- Dear Sir
- My father has just home from the fair and brought home your picture and Mr. Hamlin’s. I am a little girl only 11 years old, but want you should be President of the United States very much so I hope you wont think me very bold to write to such a great man as you are. Have you any little girls about as large as I am if so give them my love and tell her to write to me if you cannot answer this letter. I have yet got four brothers and part of them will vote for you any way and if you let your whiskers grow I will try and get the rest of them to vote for you you would look a great deal better for your face is so thin. All the ladies like whiskers and they would tease their husbands to vote for you and then you would be President. My father is going to vote for you and if I was a man I would vote for you to [sic] but I will try to get every one to vote for you that I can I think that rail fence around your picture makes it look very pretty I have got a little baby sister she is nine weeks old and is just as cunning as can be. When you direct your letter direct to Grace Bedell Westfield Chautauqua County New York.
- I must not write any more answer this letter right off Good bye
- Grace Bedell
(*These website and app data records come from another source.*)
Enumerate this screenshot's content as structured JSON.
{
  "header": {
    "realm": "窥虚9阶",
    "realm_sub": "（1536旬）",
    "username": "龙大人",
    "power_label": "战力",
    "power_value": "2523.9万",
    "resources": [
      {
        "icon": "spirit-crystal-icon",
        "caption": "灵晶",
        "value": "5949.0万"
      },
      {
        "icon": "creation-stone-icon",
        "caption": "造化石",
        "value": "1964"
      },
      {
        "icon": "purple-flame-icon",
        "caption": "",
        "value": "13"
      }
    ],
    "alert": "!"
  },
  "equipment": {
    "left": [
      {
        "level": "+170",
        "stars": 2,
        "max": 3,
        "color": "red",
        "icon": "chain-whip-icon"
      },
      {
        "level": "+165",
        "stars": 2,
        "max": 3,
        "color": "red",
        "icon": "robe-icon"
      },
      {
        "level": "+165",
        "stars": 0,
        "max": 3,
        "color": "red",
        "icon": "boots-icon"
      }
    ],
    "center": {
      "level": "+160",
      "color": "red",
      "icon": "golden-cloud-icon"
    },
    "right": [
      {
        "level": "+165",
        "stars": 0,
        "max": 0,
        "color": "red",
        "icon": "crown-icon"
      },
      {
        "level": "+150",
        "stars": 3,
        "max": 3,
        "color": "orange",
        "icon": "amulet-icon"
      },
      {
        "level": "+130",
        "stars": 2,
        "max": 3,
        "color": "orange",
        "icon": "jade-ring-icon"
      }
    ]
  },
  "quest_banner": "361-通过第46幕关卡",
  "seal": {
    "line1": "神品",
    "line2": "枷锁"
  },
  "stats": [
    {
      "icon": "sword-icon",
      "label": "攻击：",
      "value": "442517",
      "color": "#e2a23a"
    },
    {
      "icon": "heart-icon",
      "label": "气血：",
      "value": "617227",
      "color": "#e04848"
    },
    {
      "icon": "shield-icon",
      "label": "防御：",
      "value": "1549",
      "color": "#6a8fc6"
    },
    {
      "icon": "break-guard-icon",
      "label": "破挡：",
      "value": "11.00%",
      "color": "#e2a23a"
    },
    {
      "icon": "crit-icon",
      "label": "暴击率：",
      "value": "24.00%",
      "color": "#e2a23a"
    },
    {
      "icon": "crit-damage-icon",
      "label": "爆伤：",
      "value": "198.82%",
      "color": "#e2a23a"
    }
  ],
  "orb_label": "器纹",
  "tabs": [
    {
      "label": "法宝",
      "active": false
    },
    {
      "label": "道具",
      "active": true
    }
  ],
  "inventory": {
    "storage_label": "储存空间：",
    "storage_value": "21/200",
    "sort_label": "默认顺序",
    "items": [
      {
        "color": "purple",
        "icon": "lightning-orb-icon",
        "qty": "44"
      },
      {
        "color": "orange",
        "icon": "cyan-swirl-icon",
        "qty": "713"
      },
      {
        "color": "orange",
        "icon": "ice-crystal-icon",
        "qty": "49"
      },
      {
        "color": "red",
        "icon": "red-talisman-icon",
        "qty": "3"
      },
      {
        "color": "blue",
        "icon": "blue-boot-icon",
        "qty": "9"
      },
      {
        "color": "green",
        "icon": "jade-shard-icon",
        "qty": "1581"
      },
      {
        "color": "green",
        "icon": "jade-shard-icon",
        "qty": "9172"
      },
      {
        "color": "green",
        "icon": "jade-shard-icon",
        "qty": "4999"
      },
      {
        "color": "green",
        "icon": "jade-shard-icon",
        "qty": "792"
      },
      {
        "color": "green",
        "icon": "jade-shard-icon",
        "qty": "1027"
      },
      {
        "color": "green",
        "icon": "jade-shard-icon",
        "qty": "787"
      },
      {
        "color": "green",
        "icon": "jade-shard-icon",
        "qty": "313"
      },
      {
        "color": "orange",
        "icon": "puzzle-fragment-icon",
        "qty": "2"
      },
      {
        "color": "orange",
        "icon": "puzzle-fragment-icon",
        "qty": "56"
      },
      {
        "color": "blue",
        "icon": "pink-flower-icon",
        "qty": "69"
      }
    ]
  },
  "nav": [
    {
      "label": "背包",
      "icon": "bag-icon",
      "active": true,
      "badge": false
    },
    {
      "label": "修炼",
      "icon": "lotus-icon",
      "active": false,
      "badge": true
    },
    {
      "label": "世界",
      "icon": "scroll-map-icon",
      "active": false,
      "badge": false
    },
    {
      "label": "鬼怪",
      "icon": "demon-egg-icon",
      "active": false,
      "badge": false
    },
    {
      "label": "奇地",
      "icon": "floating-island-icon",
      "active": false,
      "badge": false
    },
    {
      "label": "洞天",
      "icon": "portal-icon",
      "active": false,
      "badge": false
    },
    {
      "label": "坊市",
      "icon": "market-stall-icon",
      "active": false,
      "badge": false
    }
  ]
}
And so Lincoln, making no promises when he actually took the time to write back, was sporting a full beard within a month. This means Lincoln was the first U.S. president to sport a beard in an official presidential portrait – and the first of five consecutive presidents to also sport a beard (way to ruin the “streak,” Chester A. Arthur – those mutton chops don’t count). The only presidents to sport mustaches (without accompanying beards) in their presidential portraits were Chester Arthur, Grover Cleveland, Teddy Roosevelt and William Howard Taft. Benjamin Harrison is the most recent president to have worn a beard in a presidential portrait, and Donald Trump is the only president to have a comb-over in a presidential portrait.